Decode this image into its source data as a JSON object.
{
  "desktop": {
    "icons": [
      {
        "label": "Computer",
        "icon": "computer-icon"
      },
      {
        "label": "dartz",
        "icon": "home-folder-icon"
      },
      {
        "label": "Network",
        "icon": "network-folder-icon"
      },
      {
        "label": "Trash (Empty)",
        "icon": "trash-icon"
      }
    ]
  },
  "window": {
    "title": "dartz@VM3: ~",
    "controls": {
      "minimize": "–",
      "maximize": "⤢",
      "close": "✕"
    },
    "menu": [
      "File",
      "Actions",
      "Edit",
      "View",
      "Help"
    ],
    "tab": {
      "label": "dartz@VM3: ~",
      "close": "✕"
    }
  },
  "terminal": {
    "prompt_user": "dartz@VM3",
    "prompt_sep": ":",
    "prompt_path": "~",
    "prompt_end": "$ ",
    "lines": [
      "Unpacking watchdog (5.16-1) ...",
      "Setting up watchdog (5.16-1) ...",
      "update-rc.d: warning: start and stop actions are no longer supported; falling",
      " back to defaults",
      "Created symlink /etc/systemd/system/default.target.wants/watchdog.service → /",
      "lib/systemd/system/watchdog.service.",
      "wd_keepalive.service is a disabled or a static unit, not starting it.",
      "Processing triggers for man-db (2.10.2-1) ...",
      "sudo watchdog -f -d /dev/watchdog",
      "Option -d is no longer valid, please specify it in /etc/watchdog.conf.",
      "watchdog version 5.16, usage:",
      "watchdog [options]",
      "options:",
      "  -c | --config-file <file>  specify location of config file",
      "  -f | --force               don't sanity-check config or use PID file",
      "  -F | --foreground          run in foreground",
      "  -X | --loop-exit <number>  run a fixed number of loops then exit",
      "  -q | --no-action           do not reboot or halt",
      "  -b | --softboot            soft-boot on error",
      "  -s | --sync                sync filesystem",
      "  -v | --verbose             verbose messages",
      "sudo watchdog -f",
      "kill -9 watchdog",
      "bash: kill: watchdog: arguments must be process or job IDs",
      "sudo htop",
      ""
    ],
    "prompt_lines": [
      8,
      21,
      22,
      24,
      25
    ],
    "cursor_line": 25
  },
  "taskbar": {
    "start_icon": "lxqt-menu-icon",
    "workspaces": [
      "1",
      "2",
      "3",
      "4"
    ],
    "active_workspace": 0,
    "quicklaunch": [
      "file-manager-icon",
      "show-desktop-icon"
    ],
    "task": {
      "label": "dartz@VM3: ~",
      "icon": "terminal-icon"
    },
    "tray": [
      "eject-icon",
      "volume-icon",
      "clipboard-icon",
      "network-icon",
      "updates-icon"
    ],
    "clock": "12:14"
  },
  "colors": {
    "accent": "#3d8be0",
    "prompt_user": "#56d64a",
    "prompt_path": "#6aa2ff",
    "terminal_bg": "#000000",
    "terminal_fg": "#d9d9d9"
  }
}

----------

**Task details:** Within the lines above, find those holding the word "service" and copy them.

**Result of the task:**
      "Created symlink /etc/systemd/system/default.target.wants/watchdog.service → /",
      "lib/systemd/system/watchdog.service.",
      "wd_keepalive.service is a disabled or a static unit, not starting it.",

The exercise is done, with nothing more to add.